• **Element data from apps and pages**
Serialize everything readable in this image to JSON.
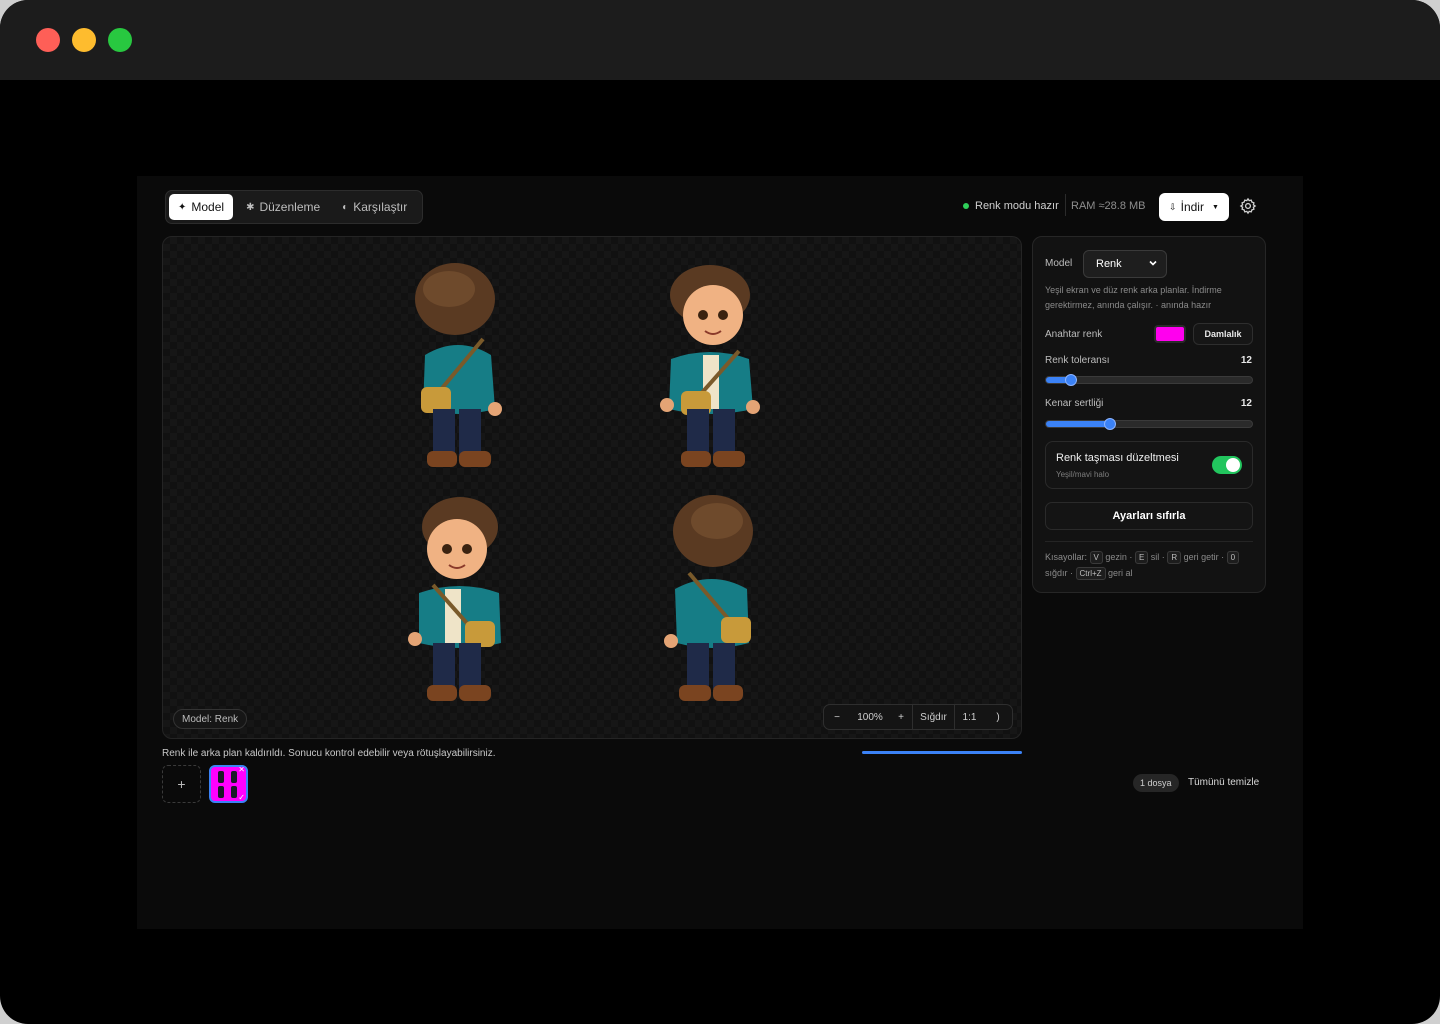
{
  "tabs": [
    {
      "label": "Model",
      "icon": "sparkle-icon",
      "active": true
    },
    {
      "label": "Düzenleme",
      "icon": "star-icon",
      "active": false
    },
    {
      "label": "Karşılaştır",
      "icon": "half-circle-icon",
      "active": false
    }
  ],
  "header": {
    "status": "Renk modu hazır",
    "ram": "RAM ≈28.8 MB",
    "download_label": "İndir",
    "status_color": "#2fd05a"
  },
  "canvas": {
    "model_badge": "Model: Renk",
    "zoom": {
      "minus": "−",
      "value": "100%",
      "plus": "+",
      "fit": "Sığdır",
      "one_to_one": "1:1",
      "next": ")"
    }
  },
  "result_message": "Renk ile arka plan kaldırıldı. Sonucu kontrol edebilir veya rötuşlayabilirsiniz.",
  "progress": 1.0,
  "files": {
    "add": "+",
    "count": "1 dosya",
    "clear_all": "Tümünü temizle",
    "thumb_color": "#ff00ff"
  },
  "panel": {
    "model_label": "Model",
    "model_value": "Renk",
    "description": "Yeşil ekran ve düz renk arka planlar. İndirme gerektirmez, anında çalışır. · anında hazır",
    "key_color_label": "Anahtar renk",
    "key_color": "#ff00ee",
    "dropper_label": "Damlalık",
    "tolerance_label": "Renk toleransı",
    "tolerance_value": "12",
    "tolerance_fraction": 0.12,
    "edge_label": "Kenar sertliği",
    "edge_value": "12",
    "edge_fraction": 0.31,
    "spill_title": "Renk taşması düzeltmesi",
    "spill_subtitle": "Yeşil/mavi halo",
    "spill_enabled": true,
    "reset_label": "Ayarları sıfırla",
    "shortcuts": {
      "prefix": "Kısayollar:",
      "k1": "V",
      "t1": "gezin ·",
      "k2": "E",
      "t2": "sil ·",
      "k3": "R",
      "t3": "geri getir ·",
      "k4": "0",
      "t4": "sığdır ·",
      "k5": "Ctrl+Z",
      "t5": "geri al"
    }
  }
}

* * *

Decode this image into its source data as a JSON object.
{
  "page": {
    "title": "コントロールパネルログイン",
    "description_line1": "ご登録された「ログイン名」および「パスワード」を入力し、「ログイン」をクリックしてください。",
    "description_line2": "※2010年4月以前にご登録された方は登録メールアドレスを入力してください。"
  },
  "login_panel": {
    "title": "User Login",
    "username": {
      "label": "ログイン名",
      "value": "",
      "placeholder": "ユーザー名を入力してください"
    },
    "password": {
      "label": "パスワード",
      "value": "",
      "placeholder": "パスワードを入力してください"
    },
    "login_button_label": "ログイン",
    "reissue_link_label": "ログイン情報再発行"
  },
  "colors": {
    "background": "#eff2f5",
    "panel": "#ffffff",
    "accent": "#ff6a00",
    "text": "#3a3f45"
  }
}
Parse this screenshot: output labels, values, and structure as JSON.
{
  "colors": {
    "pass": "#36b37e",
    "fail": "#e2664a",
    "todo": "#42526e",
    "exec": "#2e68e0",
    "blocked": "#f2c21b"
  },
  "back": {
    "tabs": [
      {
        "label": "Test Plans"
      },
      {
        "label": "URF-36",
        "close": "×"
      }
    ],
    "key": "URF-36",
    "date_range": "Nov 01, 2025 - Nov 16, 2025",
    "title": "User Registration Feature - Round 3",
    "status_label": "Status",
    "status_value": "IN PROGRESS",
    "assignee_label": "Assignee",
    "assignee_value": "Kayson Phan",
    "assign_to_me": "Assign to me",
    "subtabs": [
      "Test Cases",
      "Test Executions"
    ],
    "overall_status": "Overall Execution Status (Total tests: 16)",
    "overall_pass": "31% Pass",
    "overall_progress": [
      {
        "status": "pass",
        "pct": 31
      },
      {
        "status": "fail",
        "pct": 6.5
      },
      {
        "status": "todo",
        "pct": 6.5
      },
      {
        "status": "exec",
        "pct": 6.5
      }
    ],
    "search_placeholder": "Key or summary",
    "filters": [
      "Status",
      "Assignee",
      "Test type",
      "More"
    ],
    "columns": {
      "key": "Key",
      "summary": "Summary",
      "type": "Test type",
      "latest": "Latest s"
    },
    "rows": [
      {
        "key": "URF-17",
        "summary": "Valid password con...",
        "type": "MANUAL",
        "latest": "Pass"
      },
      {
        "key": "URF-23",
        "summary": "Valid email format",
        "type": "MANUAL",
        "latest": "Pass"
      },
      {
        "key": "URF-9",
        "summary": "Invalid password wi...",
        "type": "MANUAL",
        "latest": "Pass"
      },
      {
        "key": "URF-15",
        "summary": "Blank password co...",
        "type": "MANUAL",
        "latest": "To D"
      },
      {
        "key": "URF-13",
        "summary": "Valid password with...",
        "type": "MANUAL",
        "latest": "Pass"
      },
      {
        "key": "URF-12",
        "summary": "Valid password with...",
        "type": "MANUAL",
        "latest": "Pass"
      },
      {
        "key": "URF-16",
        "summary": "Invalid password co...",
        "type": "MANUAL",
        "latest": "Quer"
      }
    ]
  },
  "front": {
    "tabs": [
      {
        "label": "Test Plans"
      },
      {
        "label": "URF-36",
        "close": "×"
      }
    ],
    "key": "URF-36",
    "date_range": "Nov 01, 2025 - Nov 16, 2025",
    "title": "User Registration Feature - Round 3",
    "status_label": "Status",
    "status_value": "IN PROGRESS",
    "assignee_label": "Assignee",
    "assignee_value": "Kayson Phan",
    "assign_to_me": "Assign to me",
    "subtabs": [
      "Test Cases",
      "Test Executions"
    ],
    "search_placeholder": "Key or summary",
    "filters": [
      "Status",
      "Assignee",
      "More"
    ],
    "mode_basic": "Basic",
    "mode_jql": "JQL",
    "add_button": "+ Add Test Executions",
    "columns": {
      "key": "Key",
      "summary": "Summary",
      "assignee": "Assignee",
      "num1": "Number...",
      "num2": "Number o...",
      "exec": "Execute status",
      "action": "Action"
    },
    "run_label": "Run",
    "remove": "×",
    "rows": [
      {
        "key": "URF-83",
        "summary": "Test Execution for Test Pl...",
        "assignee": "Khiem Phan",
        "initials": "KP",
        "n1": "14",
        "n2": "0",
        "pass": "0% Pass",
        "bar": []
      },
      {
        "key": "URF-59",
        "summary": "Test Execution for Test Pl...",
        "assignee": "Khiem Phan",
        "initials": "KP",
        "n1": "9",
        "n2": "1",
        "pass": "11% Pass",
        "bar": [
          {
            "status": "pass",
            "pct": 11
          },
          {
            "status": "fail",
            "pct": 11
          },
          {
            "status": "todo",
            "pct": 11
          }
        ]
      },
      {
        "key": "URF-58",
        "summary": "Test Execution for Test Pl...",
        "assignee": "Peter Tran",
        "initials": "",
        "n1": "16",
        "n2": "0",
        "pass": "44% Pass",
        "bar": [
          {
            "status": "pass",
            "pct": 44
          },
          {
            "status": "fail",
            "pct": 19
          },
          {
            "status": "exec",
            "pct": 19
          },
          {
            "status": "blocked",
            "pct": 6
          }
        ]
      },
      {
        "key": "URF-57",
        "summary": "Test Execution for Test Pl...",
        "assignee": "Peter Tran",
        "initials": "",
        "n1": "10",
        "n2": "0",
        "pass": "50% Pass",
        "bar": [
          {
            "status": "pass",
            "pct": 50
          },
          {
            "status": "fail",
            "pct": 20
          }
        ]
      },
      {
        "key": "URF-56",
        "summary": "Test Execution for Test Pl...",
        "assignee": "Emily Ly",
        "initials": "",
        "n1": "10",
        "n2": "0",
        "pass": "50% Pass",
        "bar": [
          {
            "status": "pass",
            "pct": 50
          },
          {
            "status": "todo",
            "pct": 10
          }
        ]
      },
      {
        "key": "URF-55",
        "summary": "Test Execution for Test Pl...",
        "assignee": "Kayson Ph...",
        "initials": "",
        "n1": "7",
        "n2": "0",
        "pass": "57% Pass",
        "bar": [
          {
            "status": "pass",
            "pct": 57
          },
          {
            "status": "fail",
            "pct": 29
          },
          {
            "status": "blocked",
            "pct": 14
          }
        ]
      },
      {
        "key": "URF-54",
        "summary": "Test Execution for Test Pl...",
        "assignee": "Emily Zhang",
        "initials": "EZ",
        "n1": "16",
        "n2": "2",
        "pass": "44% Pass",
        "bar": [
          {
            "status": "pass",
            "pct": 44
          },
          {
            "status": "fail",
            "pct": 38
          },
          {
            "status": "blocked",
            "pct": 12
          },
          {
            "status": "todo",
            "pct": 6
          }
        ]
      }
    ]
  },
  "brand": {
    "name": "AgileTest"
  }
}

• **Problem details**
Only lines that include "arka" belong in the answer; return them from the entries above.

• **Response to the task**
  "result_message": "Renk ile arka plan kaldırıldı. Sonucu kontrol edebilir veya rötuşlayabilirsiniz.",
    "description": "Yeşil ekran ve düz renk arka planlar. İndirme gerektirmez, anında çalışır. · anında hazır",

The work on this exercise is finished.